• RECORDS PROVIDED
○ ○ ○

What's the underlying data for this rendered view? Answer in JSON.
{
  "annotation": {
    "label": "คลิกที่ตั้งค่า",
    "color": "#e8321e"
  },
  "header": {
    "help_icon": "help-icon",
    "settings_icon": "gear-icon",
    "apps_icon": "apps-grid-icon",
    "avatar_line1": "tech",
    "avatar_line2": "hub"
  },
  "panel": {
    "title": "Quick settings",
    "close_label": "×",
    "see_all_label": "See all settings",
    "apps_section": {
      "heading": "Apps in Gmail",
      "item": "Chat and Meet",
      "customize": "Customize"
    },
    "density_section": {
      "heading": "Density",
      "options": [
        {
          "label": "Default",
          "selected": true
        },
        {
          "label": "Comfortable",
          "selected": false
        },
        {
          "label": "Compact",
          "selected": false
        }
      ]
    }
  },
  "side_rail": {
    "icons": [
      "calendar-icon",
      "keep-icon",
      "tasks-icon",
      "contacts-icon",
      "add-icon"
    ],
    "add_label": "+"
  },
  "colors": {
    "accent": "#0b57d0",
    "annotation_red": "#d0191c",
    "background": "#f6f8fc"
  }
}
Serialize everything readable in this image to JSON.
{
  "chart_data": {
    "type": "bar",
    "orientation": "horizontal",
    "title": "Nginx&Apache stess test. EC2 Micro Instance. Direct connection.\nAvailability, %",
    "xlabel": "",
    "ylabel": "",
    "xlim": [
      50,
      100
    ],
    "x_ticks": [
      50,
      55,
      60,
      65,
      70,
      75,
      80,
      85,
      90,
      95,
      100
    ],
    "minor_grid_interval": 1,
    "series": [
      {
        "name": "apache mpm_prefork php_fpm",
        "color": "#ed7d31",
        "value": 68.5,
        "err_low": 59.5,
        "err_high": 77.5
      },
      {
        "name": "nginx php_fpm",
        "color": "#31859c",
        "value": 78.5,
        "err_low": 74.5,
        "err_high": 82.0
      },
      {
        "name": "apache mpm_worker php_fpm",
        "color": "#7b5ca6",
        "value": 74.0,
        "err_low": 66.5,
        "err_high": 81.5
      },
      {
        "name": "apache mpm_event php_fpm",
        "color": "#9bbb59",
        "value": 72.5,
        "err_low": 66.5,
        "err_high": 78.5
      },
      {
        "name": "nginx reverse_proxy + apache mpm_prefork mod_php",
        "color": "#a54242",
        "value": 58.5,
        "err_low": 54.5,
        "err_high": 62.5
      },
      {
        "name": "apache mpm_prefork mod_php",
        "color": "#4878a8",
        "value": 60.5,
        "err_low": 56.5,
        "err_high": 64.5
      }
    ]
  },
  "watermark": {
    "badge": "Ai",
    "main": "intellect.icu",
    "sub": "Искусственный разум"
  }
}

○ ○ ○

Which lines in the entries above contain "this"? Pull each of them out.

What's the underlying data for this rendered view? Answer in JSON.
Serialize everything readable in this image to JSON.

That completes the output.